(EXERCISE INSTRUCTIONS)
Every word in the data below belongs in your copy, exactly as given; the pictures do not.

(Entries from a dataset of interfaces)
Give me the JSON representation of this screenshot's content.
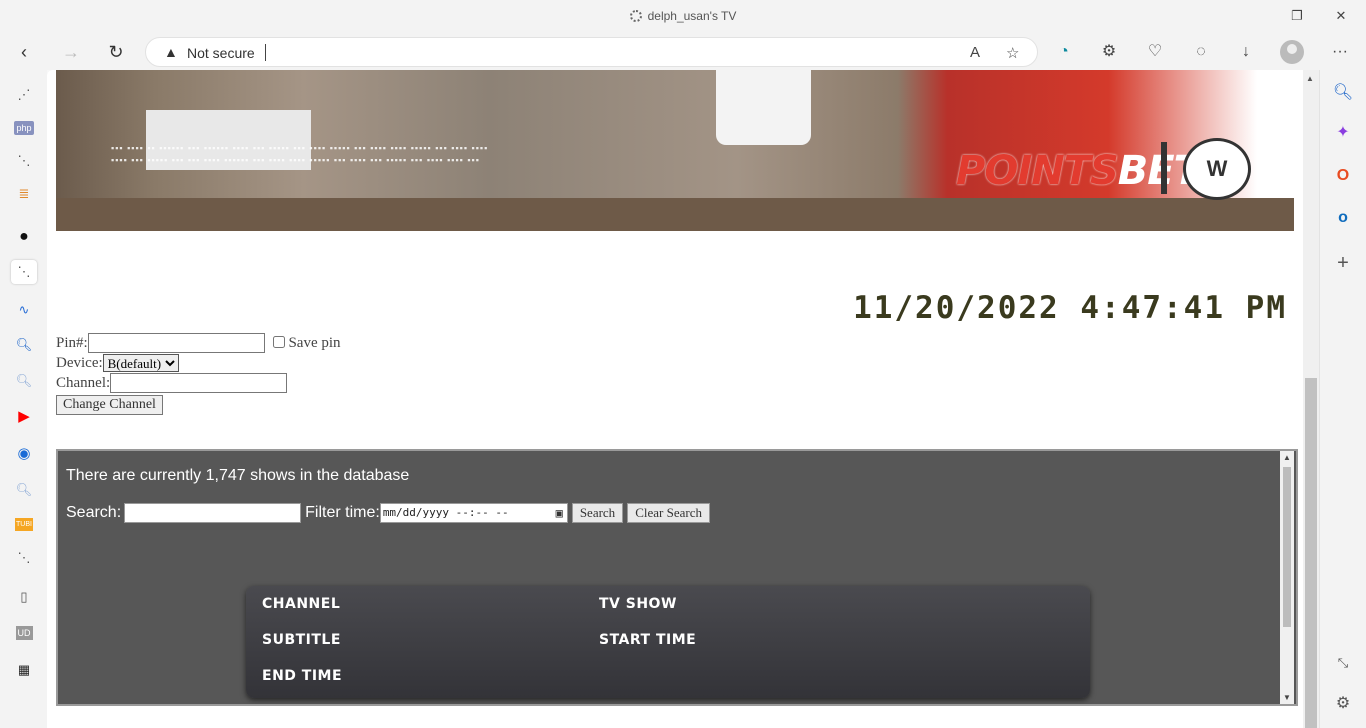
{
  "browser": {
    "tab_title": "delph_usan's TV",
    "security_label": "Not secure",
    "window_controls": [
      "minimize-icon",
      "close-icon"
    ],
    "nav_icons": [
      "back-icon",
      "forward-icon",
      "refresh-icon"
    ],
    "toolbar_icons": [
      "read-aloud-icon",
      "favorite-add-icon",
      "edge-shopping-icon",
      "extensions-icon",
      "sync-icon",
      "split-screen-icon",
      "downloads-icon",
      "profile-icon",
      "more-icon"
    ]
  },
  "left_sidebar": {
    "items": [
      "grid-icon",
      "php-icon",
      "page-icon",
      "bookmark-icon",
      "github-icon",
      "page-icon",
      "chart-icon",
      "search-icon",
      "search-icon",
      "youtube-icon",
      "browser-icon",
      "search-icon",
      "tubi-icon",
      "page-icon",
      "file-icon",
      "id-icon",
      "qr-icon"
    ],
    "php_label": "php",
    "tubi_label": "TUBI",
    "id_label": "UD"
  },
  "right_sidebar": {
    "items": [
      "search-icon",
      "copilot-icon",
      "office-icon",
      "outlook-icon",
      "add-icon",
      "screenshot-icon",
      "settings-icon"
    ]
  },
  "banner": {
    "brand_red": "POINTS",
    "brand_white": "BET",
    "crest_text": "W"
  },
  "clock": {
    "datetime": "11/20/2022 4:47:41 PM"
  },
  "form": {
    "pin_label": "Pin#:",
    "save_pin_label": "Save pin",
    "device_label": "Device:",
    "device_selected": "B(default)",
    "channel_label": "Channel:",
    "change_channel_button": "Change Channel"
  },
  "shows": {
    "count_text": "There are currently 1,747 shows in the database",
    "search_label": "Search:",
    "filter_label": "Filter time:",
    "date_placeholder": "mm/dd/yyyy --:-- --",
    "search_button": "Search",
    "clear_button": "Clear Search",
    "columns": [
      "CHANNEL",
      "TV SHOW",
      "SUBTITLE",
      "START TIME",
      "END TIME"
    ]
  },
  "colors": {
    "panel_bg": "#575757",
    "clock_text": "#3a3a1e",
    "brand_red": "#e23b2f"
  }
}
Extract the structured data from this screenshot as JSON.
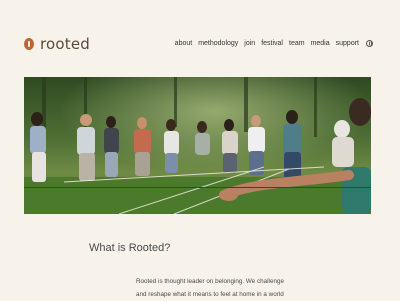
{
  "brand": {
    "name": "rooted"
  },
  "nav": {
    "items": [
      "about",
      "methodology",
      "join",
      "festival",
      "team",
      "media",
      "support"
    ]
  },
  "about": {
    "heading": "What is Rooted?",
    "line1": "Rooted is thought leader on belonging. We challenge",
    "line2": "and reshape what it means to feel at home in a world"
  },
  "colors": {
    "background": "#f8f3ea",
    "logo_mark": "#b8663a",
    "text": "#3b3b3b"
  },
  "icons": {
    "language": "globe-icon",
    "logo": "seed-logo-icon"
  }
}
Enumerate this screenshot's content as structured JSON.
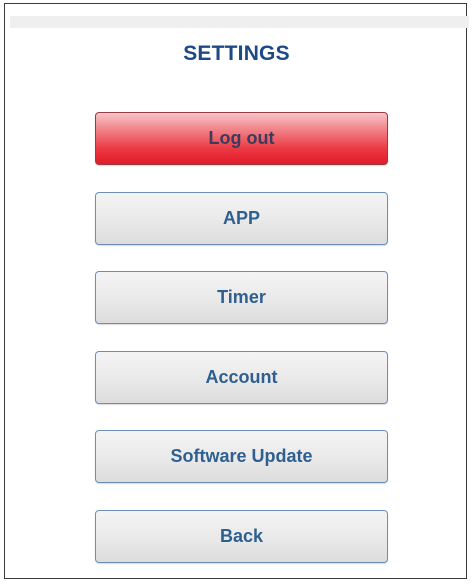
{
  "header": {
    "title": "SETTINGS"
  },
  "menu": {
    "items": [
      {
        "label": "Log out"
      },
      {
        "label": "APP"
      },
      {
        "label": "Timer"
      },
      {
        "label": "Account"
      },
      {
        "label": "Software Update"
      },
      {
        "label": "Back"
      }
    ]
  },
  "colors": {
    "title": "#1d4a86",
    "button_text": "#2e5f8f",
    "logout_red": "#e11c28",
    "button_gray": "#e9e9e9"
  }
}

(REPLY TO THE EXERCISE)
Give me the JSON representation of this screenshot's content.
{
  "browser": {
    "tab_title": "delph_usan's TV",
    "security_label": "Not secure",
    "window_controls": [
      "minimize-icon",
      "close-icon"
    ],
    "nav_icons": [
      "back-icon",
      "forward-icon",
      "refresh-icon"
    ],
    "toolbar_icons": [
      "read-aloud-icon",
      "favorite-add-icon",
      "edge-shopping-icon",
      "extensions-icon",
      "sync-icon",
      "split-screen-icon",
      "downloads-icon",
      "profile-icon",
      "more-icon"
    ]
  },
  "left_sidebar": {
    "items": [
      "grid-icon",
      "php-icon",
      "page-icon",
      "bookmark-icon",
      "github-icon",
      "page-icon",
      "chart-icon",
      "search-icon",
      "search-icon",
      "youtube-icon",
      "browser-icon",
      "search-icon",
      "tubi-icon",
      "page-icon",
      "file-icon",
      "id-icon",
      "qr-icon"
    ],
    "php_label": "php",
    "tubi_label": "TUBI",
    "id_label": "UD"
  },
  "right_sidebar": {
    "items": [
      "search-icon",
      "copilot-icon",
      "office-icon",
      "outlook-icon",
      "add-icon",
      "screenshot-icon",
      "settings-icon"
    ]
  },
  "banner": {
    "brand_red": "POINTS",
    "brand_white": "BET",
    "crest_text": "W"
  },
  "clock": {
    "datetime": "11/20/2022 4:47:41 PM"
  },
  "form": {
    "pin_label": "Pin#:",
    "save_pin_label": "Save pin",
    "device_label": "Device:",
    "device_selected": "B(default)",
    "channel_label": "Channel:",
    "change_channel_button": "Change Channel"
  },
  "shows": {
    "count_text": "There are currently 1,747 shows in the database",
    "search_label": "Search:",
    "filter_label": "Filter time:",
    "date_placeholder": "mm/dd/yyyy --:-- --",
    "search_button": "Search",
    "clear_button": "Clear Search",
    "columns": [
      "CHANNEL",
      "TV SHOW",
      "SUBTITLE",
      "START TIME",
      "END TIME"
    ]
  },
  "colors": {
    "panel_bg": "#575757",
    "clock_text": "#3a3a1e",
    "brand_red": "#e23b2f"
  }
}
Extract the structured data from this screenshot as JSON.
{
  "brand": {
    "name": "rooted"
  },
  "nav": {
    "items": [
      "about",
      "methodology",
      "join",
      "festival",
      "team",
      "media",
      "support"
    ]
  },
  "about": {
    "heading": "What is Rooted?",
    "line1": "Rooted is thought leader on belonging. We challenge",
    "line2": "and reshape what it means to feel at home in a world"
  },
  "colors": {
    "background": "#f8f3ea",
    "logo_mark": "#b8663a",
    "text": "#3b3b3b"
  },
  "icons": {
    "language": "globe-icon",
    "logo": "seed-logo-icon"
  }
}
Enumerate this screenshot's content as structured JSON.
{
  "header": {
    "title": "SETTINGS"
  },
  "menu": {
    "items": [
      {
        "label": "Log out"
      },
      {
        "label": "APP"
      },
      {
        "label": "Timer"
      },
      {
        "label": "Account"
      },
      {
        "label": "Software Update"
      },
      {
        "label": "Back"
      }
    ]
  },
  "colors": {
    "title": "#1d4a86",
    "button_text": "#2e5f8f",
    "logout_red": "#e11c28",
    "button_gray": "#e9e9e9"
  }
}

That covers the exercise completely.